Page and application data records
=-=-=
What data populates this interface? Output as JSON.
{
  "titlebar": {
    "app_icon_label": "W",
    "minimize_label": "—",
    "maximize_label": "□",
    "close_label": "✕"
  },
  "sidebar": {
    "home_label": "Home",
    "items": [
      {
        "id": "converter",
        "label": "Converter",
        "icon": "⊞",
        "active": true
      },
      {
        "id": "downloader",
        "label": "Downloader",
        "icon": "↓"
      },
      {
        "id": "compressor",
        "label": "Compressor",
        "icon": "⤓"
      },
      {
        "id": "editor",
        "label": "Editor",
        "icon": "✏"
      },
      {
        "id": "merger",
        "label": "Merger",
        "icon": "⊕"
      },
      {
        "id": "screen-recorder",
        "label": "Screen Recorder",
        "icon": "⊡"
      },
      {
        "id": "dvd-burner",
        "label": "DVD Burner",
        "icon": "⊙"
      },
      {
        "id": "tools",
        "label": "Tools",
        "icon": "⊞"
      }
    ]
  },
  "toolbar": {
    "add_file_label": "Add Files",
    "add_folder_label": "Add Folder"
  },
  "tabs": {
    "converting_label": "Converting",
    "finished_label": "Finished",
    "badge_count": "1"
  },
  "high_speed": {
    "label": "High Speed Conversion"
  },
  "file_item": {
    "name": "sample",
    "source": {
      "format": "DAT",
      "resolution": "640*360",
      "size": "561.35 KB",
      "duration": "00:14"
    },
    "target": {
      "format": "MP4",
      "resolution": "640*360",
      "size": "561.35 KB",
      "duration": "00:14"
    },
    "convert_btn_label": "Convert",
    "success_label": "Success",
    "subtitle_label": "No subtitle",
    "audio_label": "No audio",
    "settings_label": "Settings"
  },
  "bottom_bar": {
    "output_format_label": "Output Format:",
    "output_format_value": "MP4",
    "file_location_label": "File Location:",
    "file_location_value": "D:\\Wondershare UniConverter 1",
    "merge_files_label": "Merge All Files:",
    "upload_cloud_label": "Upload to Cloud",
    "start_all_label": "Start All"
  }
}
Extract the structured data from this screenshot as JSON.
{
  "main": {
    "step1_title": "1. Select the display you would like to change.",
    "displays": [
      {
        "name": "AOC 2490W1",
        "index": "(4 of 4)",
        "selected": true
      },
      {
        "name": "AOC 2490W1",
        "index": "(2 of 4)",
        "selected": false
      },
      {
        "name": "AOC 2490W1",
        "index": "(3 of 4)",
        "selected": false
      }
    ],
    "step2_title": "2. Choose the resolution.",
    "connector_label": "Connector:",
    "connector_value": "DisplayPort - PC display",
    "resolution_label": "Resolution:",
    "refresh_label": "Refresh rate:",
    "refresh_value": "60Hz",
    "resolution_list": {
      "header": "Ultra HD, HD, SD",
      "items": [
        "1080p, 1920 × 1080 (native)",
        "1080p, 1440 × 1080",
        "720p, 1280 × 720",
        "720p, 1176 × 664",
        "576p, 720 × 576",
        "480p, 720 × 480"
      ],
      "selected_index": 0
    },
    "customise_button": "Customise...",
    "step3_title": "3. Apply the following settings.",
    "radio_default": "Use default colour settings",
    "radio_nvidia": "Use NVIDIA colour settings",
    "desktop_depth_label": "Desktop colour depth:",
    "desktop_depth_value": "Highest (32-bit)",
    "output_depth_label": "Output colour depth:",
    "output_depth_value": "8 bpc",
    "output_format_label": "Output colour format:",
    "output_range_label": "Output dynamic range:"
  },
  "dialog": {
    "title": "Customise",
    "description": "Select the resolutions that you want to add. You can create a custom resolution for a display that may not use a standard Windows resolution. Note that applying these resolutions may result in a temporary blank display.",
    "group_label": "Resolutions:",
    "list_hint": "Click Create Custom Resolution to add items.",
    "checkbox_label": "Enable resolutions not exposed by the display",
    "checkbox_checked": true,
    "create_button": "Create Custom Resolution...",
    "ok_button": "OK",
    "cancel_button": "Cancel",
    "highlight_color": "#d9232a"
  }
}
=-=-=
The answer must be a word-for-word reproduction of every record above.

Response for this exercise:
What data populates this interface? Output as JSON.
{
  "titlebar": {
    "app_icon_label": "W",
    "minimize_label": "—",
    "maximize_label": "□",
    "close_label": "✕"
  },
  "sidebar": {
    "home_label": "Home",
    "items": [
      {
        "id": "converter",
        "label": "Converter",
        "icon": "⊞",
        "active": true
      },
      {
        "id": "downloader",
        "label": "Downloader",
        "icon": "↓"
      },
      {
        "id": "compressor",
        "label": "Compressor",
        "icon": "⤓"
      },
      {
        "id": "editor",
        "label": "Editor",
        "icon": "✏"
      },
      {
        "id": "merger",
        "label": "Merger",
        "icon": "⊕"
      },
      {
        "id": "screen-recorder",
        "label": "Screen Recorder",
        "icon": "⊡"
      },
      {
        "id": "dvd-burner",
        "label": "DVD Burner",
        "icon": "⊙"
      },
      {
        "id": "tools",
        "label": "Tools",
        "icon": "⊞"
      }
    ]
  },
  "toolbar": {
    "add_file_label": "Add Files",
    "add_folder_label": "Add Folder"
  },
  "tabs": {
    "converting_label": "Converting",
    "finished_label": "Finished",
    "badge_count": "1"
  },
  "high_speed": {
    "label": "High Speed Conversion"
  },
  "file_item": {
    "name": "sample",
    "source": {
      "format": "DAT",
      "resolution": "640*360",
      "size": "561.35 KB",
      "duration": "00:14"
    },
    "target": {
      "format": "MP4",
      "resolution": "640*360",
      "size": "561.35 KB",
      "duration": "00:14"
    },
    "convert_btn_label": "Convert",
    "success_label": "Success",
    "subtitle_label": "No subtitle",
    "audio_label": "No audio",
    "settings_label": "Settings"
  },
  "bottom_bar": {
    "output_format_label": "Output Format:",
    "output_format_value": "MP4",
    "file_location_label": "File Location:",
    "file_location_value": "D:\\Wondershare UniConverter 1",
    "merge_files_label": "Merge All Files:",
    "upload_cloud_label": "Upload to Cloud",
    "start_all_label": "Start All"
  }
}
Extract the structured data from this screenshot as JSON.
{
  "main": {
    "step1_title": "1. Select the display you would like to change.",
    "displays": [
      {
        "name": "AOC 2490W1",
        "index": "(4 of 4)",
        "selected": true
      },
      {
        "name": "AOC 2490W1",
        "index": "(2 of 4)",
        "selected": false
      },
      {
        "name": "AOC 2490W1",
        "index": "(3 of 4)",
        "selected": false
      }
    ],
    "step2_title": "2. Choose the resolution.",
    "connector_label": "Connector:",
    "connector_value": "DisplayPort - PC display",
    "resolution_label": "Resolution:",
    "refresh_label": "Refresh rate:",
    "refresh_value": "60Hz",
    "resolution_list": {
      "header": "Ultra HD, HD, SD",
      "items": [
        "1080p, 1920 × 1080 (native)",
        "1080p, 1440 × 1080",
        "720p, 1280 × 720",
        "720p, 1176 × 664",
        "576p, 720 × 576",
        "480p, 720 × 480"
      ],
      "selected_index": 0
    },
    "customise_button": "Customise...",
    "step3_title": "3. Apply the following settings.",
    "radio_default": "Use default colour settings",
    "radio_nvidia": "Use NVIDIA colour settings",
    "desktop_depth_label": "Desktop colour depth:",
    "desktop_depth_value": "Highest (32-bit)",
    "output_depth_label": "Output colour depth:",
    "output_depth_value": "8 bpc",
    "output_format_label": "Output colour format:",
    "output_range_label": "Output dynamic range:"
  },
  "dialog": {
    "title": "Customise",
    "description": "Select the resolutions that you want to add. You can create a custom resolution for a display that may not use a standard Windows resolution. Note that applying these resolutions may result in a temporary blank display.",
    "group_label": "Resolutions:",
    "list_hint": "Click Create Custom Resolution to add items.",
    "checkbox_label": "Enable resolutions not exposed by the display",
    "checkbox_checked": true,
    "create_button": "Create Custom Resolution...",
    "ok_button": "OK",
    "cancel_button": "Cancel",
    "highlight_color": "#d9232a"
  }
}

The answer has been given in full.